_Required work:_ Each line of the listing that contains the word "Dashboard" is to be copied.

_Task material:_

◆ ◆ ◆ ◆ ◆

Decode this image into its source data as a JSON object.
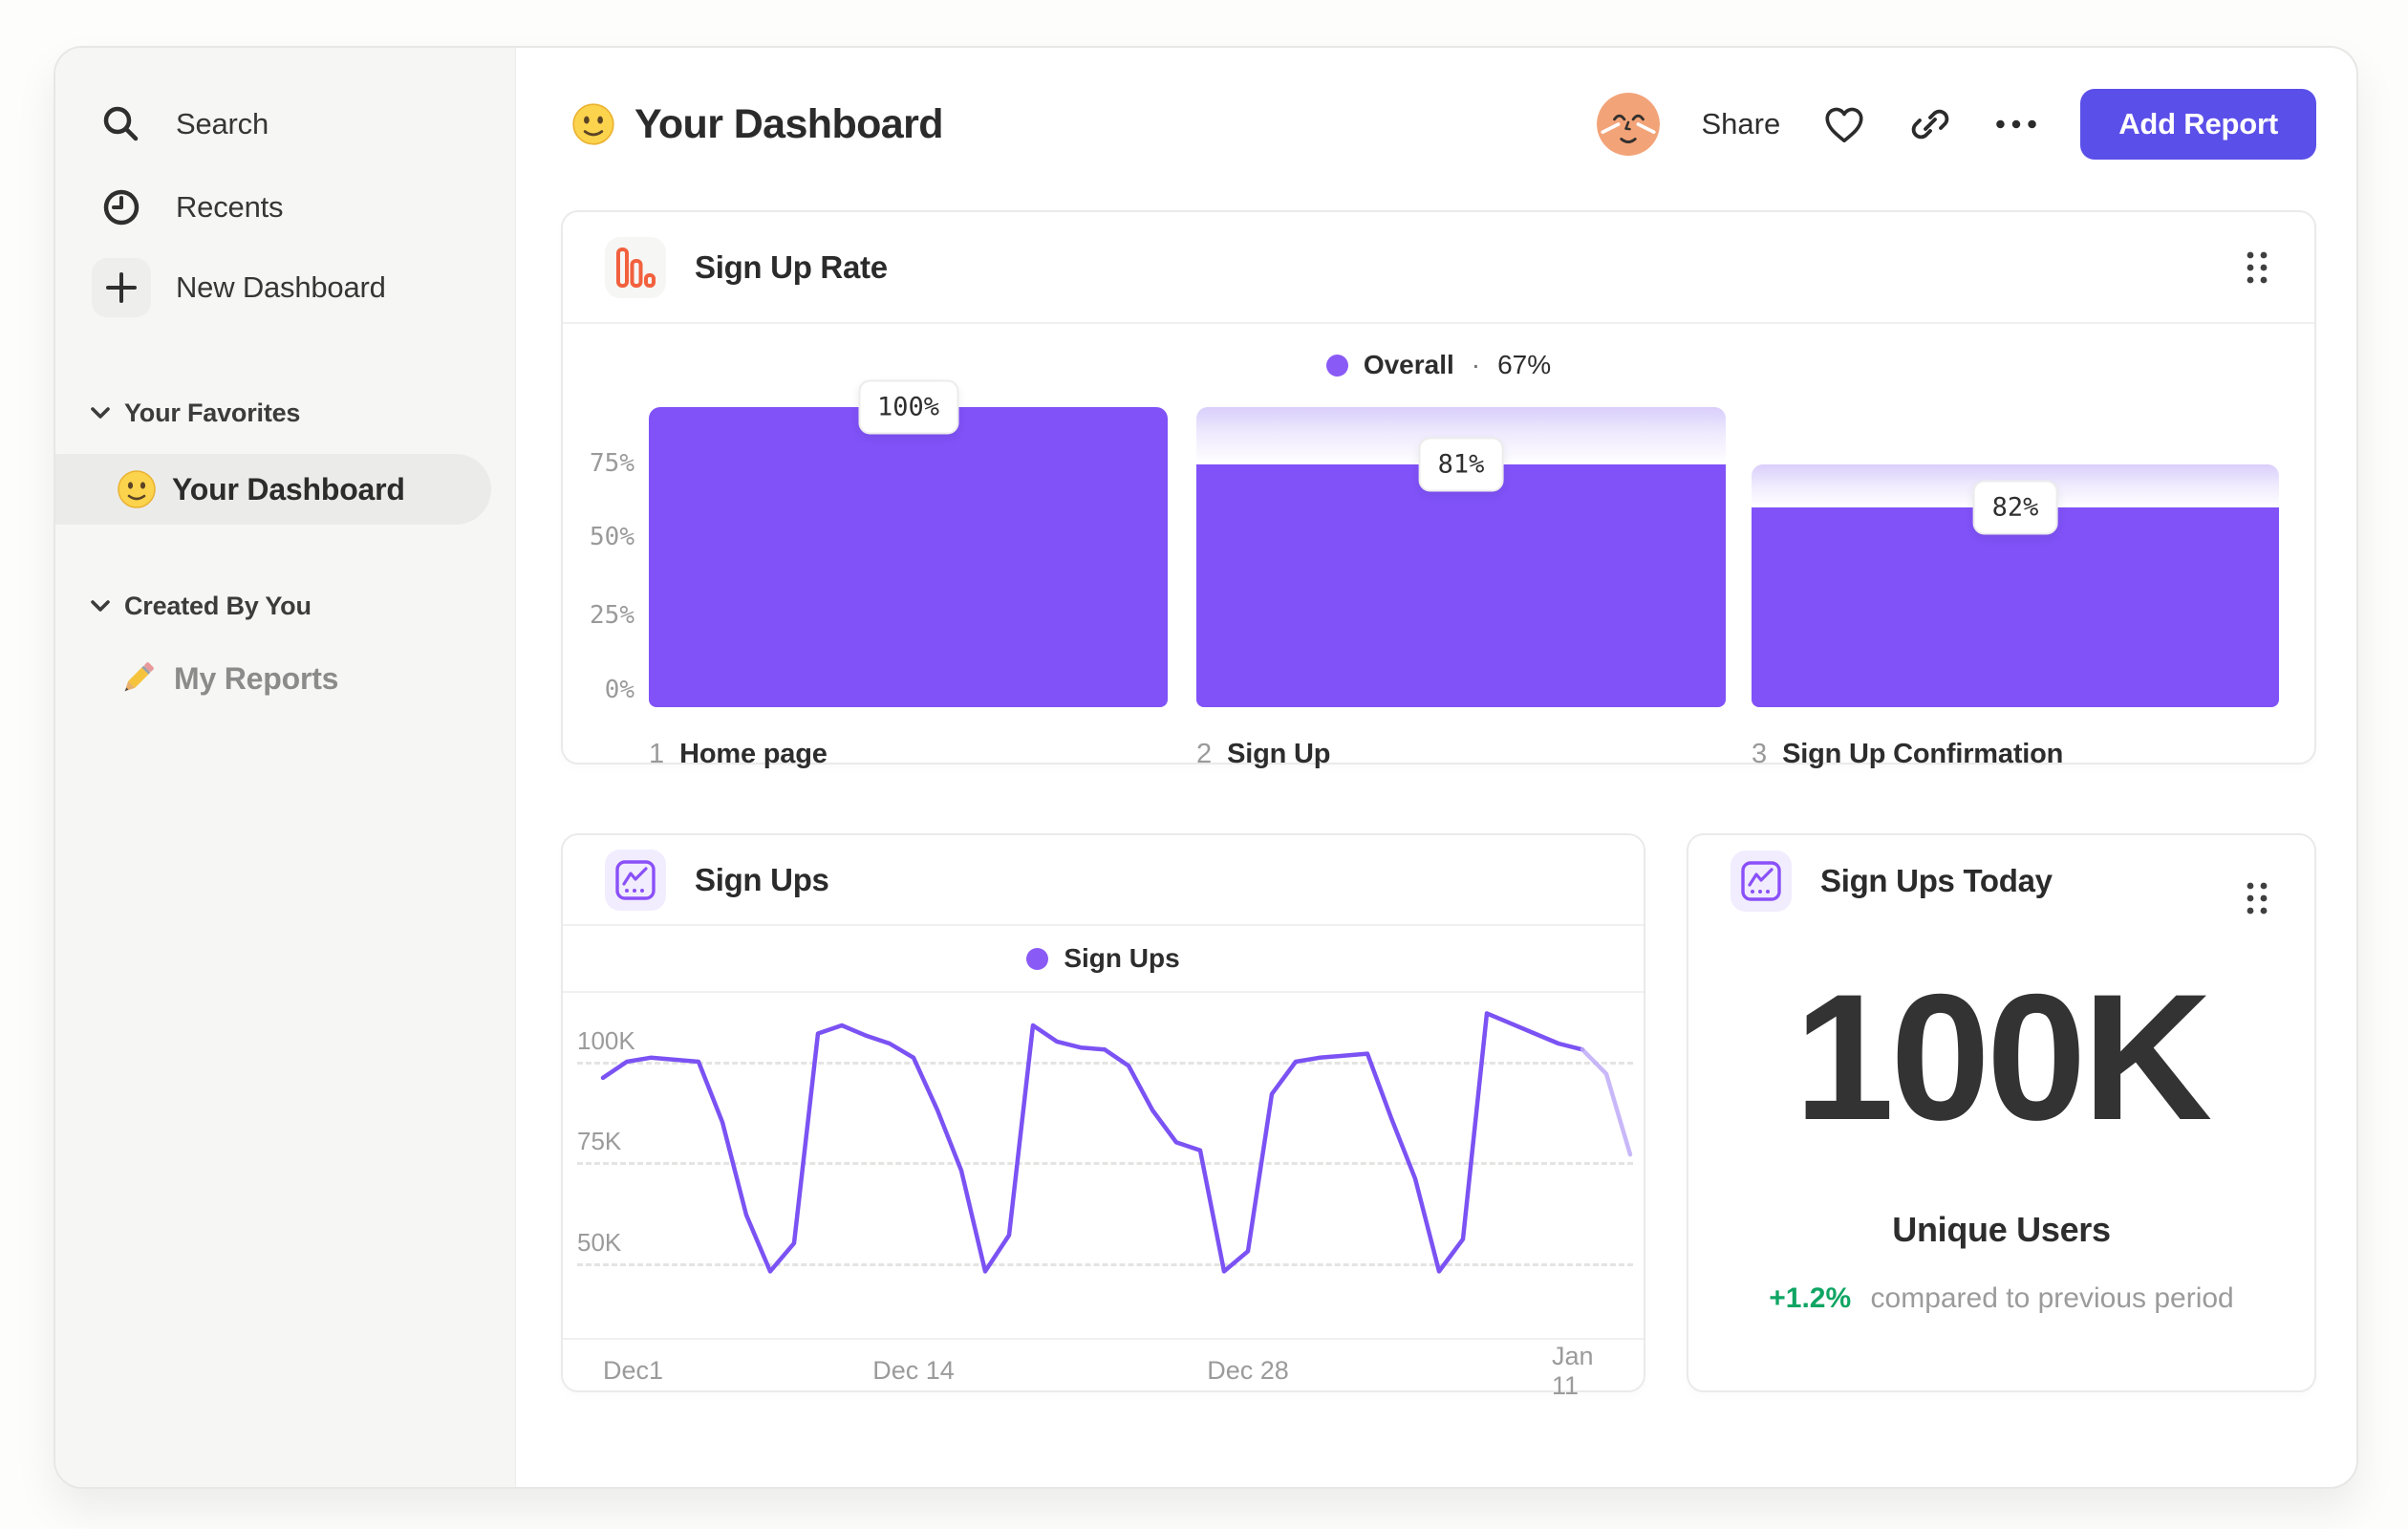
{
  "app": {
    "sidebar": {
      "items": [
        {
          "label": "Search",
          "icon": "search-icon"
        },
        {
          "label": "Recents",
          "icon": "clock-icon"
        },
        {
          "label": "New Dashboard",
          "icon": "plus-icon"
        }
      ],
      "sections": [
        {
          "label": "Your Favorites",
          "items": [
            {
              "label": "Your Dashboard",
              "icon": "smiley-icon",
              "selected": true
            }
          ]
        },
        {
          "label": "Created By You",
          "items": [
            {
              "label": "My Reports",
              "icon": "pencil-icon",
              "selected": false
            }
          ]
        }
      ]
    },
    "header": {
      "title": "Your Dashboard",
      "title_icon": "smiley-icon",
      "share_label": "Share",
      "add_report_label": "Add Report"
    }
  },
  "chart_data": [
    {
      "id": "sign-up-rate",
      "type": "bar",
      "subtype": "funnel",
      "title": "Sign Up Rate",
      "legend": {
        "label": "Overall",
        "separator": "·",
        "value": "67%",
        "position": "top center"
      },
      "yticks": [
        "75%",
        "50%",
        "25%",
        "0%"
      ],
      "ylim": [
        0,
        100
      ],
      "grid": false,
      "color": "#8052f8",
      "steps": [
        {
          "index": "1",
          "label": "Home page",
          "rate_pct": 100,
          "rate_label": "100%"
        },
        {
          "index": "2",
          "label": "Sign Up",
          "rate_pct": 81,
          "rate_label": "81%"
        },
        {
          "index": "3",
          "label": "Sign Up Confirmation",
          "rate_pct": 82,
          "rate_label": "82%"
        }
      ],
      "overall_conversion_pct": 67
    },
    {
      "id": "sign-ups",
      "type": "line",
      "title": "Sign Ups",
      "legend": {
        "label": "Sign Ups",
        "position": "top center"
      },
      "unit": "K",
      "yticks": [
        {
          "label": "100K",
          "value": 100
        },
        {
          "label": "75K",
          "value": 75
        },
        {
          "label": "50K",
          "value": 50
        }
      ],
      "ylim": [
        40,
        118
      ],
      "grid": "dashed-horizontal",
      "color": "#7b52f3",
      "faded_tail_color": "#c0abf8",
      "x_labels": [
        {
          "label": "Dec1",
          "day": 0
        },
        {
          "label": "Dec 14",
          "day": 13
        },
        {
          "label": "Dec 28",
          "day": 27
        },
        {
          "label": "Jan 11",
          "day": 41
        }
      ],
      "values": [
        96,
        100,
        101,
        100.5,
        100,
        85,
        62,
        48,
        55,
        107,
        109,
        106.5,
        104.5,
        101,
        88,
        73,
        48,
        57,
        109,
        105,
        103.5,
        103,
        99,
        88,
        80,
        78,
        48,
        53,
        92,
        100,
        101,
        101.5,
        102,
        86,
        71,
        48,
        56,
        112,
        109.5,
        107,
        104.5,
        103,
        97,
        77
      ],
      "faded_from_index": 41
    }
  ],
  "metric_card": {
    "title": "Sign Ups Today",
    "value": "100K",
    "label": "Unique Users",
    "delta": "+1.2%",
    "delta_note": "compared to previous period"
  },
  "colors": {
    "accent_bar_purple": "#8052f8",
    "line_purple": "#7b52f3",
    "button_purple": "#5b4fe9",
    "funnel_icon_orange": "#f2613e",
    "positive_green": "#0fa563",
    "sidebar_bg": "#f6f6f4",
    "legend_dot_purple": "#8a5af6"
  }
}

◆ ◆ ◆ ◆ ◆

_Exercise answer:_
          "label": "New Dashboard",
              "label": "Your Dashboard",
      "title": "Your Dashboard",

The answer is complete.